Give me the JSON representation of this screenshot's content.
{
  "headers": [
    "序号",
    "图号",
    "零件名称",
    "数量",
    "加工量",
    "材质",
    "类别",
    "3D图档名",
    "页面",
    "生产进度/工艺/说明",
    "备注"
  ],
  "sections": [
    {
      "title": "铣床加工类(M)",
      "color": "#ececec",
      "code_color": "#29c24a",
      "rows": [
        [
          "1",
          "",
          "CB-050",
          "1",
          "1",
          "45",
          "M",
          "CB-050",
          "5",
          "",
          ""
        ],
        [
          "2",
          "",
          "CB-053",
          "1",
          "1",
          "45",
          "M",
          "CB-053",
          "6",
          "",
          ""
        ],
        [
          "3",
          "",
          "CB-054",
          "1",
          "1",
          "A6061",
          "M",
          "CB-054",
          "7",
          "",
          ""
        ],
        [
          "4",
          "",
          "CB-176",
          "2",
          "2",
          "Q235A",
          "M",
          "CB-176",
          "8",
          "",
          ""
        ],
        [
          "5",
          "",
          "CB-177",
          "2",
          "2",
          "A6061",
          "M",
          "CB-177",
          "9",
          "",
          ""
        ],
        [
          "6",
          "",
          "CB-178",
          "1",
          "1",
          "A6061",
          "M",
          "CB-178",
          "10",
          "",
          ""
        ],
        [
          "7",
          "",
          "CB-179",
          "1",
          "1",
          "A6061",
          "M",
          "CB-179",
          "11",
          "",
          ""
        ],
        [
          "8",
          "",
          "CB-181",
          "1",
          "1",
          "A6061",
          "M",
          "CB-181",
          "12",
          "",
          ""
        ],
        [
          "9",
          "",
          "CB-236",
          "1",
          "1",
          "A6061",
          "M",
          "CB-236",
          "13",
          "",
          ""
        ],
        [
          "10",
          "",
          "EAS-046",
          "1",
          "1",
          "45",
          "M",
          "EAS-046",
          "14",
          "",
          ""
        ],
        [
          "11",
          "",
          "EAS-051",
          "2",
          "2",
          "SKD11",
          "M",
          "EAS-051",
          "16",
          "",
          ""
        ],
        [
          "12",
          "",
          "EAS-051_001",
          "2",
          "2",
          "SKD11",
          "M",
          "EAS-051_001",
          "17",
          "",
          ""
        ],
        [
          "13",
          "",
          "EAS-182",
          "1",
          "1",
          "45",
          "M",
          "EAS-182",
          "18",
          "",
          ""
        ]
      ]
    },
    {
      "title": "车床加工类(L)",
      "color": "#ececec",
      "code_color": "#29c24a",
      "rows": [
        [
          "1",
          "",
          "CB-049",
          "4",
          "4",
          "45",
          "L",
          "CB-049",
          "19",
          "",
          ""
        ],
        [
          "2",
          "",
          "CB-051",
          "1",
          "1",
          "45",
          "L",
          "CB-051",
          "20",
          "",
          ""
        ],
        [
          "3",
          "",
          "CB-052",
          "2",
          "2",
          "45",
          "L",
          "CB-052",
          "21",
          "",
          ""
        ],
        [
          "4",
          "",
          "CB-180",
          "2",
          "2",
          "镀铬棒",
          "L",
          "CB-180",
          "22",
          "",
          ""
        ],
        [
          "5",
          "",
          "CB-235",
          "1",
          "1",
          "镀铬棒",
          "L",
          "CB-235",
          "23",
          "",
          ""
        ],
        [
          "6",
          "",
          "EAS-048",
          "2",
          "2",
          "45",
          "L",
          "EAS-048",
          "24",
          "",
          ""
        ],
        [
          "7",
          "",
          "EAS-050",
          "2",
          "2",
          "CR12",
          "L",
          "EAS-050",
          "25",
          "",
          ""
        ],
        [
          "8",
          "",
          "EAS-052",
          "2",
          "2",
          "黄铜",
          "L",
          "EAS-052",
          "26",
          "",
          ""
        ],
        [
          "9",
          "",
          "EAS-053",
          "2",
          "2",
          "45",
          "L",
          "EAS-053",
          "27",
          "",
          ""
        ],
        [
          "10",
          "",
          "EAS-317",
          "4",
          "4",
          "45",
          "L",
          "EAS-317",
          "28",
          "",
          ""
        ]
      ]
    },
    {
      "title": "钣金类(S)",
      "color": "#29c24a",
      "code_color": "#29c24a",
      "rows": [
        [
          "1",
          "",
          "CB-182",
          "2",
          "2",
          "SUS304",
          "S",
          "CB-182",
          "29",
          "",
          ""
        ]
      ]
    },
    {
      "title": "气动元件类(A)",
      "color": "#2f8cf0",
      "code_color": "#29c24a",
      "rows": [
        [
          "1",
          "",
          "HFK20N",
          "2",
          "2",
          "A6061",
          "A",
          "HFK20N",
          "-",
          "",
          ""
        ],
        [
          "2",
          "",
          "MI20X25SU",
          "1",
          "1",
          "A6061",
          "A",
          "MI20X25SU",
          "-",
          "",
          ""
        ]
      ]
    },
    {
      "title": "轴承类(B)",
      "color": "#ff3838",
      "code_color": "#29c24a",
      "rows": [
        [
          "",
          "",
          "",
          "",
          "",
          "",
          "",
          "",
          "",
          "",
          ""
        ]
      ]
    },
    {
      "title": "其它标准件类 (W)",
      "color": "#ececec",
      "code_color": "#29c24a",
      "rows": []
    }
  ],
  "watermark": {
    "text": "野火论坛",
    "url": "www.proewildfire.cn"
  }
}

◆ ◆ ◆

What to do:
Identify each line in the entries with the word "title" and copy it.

Written response:
      "title": "铣床加工类(M)",
      "title": "车床加工类(L)",
      "title": "钣金类(S)",
      "title": "气动元件类(A)",
      "title": "轴承类(B)",
      "title": "其它标准件类 (W)",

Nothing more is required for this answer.